Therein lies the rub. We can’t stop at an awareness campaign or a feeling of outrage or reading a thought-provoking book (although they are all great places to start). We need to be intimately involved with the poor. Of course, we all have a million reasons why this isn’t a possibility for us (I’m in school, or I have my babies, or it isn’t safe, or even I will . . . in the future). But I am here to challenge you with this thought: until we break down those barriers between us and the poor, they will always be with us. They will always be separate, devalued, and oppressed. They will continue to be mere props in our stories, stories we tell to feel better about ourselves.
I have had to make some conscious decisions in order to frame my life around relationships with the poor. For starters, they needed to become my actual neighbors. So my husband and I moved into the low-income housing complex where many of my refugee friends live. Next, as Jessica pointed out in her post several days ago, we have to be intentional about creating a life which is conducive to interruptions. Flexible, moldable–and open to the Spirit of God. And it became less about me “saving” them and more about bringing the Kingdom in any way possible.
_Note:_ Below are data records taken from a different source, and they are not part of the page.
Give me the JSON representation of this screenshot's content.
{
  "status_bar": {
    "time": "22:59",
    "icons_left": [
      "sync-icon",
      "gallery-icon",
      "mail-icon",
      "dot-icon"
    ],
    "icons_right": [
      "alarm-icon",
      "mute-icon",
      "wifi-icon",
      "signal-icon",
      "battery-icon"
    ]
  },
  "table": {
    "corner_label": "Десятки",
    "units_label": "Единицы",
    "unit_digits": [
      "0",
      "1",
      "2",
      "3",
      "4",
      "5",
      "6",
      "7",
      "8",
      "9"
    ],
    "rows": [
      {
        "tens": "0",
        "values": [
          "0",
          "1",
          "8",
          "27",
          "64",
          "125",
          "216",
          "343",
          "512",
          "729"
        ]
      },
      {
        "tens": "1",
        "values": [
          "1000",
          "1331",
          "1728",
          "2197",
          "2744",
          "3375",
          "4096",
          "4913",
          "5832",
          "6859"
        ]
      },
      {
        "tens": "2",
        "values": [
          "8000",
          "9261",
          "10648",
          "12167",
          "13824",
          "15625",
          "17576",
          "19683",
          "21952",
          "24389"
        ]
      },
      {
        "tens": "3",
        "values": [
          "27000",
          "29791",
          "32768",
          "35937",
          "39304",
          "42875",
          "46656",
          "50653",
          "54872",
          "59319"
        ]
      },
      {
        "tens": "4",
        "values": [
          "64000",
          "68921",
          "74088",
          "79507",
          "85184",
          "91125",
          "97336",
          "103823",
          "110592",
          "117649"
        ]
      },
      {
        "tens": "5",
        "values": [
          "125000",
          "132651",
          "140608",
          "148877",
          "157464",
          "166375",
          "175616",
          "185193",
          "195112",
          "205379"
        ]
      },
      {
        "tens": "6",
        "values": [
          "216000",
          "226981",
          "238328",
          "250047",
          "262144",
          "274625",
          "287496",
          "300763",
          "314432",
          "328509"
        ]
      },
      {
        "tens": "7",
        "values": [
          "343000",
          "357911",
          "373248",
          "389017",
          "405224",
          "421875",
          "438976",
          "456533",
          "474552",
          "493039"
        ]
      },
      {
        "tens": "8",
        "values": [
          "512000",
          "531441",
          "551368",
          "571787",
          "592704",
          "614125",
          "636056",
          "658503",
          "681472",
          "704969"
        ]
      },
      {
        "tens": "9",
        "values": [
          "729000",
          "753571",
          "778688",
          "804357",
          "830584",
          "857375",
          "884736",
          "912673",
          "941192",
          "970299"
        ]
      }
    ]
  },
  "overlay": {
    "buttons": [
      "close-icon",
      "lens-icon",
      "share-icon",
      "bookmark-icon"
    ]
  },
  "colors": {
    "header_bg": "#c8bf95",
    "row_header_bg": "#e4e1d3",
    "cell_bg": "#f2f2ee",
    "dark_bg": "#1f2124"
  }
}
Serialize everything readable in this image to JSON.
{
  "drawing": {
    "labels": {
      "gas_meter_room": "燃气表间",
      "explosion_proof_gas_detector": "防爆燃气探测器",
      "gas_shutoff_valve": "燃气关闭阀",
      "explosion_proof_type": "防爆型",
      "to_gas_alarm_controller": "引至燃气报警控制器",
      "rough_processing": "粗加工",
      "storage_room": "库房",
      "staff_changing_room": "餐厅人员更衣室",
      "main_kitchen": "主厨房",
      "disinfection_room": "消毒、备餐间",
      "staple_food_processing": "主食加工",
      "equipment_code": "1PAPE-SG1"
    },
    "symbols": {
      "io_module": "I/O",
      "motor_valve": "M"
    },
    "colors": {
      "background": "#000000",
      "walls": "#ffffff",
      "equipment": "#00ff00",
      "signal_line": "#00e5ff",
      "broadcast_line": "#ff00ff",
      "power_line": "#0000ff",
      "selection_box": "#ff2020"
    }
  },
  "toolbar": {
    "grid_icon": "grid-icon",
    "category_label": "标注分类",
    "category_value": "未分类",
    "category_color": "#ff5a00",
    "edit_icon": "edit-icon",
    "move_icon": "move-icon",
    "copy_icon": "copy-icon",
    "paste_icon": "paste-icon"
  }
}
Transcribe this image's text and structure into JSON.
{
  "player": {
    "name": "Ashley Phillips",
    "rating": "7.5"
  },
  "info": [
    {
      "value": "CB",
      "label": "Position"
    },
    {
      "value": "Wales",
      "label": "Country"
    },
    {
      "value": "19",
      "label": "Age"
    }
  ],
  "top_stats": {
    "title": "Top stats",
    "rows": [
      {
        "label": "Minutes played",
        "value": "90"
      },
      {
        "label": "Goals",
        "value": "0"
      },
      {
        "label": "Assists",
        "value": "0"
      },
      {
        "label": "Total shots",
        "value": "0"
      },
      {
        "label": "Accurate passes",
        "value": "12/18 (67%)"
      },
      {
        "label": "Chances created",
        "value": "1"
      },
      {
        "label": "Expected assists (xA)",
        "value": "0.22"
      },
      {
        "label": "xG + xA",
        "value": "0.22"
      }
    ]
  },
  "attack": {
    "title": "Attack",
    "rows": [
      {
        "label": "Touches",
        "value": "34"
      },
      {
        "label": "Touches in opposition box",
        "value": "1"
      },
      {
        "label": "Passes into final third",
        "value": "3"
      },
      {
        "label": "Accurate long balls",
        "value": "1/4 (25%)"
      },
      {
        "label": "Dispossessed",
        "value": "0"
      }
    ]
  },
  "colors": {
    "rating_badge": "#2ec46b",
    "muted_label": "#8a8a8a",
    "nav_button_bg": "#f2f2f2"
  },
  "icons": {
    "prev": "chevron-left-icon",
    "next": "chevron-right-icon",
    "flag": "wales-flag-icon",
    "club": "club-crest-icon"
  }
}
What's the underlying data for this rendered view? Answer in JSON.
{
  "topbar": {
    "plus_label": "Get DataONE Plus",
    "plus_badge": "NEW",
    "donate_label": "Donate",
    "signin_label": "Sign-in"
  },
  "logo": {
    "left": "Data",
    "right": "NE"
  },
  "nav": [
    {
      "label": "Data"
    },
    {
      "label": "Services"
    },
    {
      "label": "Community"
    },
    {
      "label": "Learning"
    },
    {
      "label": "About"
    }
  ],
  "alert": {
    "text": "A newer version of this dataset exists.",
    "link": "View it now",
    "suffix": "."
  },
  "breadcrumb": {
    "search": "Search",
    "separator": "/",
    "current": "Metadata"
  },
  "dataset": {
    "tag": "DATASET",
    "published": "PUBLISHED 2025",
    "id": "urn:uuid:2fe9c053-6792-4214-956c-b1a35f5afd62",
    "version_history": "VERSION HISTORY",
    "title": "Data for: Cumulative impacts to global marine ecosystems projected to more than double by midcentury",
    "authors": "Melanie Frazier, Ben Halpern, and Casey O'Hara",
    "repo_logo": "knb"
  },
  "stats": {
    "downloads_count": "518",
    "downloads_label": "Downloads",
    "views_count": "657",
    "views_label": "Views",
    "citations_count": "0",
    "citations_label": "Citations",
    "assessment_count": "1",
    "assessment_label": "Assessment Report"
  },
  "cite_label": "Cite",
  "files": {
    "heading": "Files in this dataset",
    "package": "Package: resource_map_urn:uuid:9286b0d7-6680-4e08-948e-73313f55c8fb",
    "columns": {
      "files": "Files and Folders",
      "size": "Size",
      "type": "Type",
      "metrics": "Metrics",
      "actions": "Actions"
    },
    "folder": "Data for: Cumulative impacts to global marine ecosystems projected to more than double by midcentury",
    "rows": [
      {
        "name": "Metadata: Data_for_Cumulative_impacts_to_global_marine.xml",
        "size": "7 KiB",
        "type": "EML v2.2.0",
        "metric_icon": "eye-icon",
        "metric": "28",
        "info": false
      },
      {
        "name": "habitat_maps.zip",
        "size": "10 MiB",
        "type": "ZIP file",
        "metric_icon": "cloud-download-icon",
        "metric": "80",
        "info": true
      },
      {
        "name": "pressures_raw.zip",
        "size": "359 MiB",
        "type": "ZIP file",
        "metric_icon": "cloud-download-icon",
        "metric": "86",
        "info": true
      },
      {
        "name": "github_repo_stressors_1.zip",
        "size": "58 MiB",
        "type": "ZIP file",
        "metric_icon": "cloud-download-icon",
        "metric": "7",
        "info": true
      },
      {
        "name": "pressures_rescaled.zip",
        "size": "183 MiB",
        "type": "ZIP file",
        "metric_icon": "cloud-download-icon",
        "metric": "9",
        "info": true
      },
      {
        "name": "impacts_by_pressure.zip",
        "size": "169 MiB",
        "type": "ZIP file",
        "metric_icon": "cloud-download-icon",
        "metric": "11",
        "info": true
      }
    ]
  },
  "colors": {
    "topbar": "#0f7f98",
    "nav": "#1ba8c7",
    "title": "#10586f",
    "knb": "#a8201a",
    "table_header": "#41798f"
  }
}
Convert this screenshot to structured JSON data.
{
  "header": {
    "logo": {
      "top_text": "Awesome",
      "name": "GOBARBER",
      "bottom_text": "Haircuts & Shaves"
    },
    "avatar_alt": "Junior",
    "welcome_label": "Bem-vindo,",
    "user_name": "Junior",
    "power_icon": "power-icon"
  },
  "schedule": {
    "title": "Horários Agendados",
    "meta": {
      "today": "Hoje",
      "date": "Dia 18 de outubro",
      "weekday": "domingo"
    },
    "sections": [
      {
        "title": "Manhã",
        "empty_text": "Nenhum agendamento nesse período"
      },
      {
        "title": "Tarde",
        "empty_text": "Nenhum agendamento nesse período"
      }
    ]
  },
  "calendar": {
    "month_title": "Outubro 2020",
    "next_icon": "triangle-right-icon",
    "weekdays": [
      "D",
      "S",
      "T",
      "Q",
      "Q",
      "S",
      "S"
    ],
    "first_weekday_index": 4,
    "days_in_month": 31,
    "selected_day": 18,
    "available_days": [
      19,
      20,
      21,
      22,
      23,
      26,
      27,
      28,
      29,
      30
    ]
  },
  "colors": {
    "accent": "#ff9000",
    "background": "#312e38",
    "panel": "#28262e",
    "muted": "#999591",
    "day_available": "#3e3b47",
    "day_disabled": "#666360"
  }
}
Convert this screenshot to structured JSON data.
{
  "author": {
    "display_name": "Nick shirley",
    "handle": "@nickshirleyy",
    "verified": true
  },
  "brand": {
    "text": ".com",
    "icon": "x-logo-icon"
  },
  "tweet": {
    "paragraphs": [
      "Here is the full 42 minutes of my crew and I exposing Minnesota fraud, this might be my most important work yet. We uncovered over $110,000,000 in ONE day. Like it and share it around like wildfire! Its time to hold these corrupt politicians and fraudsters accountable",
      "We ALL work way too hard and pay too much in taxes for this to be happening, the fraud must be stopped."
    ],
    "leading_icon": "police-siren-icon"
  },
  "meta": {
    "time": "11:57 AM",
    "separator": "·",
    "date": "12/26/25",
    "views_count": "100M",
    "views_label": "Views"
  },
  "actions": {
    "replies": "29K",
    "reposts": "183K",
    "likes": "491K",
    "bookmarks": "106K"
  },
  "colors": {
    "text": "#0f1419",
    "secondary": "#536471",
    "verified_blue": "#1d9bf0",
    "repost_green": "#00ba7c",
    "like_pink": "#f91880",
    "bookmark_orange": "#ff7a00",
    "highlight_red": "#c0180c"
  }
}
I became a conduit, a vehicle for love, simply by making my life more available and vulnerable.
I am in the thick of this journey. It is fraught with difficulties, tears, and setbacks. But also too, there is the joy, the peace, the supreme happiness of being in solidarity with your neighbors. The mutuality, the back-and-forth visits for tea and sympathy, the sharing of toys or vegetables. My life has been changed, irrevocably, by getting to know the poor. And I can say, without a shadow of a doubt, it has been the greatest blessing of my life. All throughout the Gospels, Jesus hung out with the poor.
By the grace of God, the poor have befriended me. And this is where I have found Jesus, and where I have come to love Him even more.
D.L. Mayfield lives in Portland, Oregon. She blogs somewhat erratically on the Kingdom of God, babies, and intentional community at http://dlmayfield.wordpress.com Part of this blog was excerpted from her column on Mcsweeneys Internet Tendency, first published on March 26th, 2012. Link to column: http://www.mcsweeneys.net/articles/savior-complex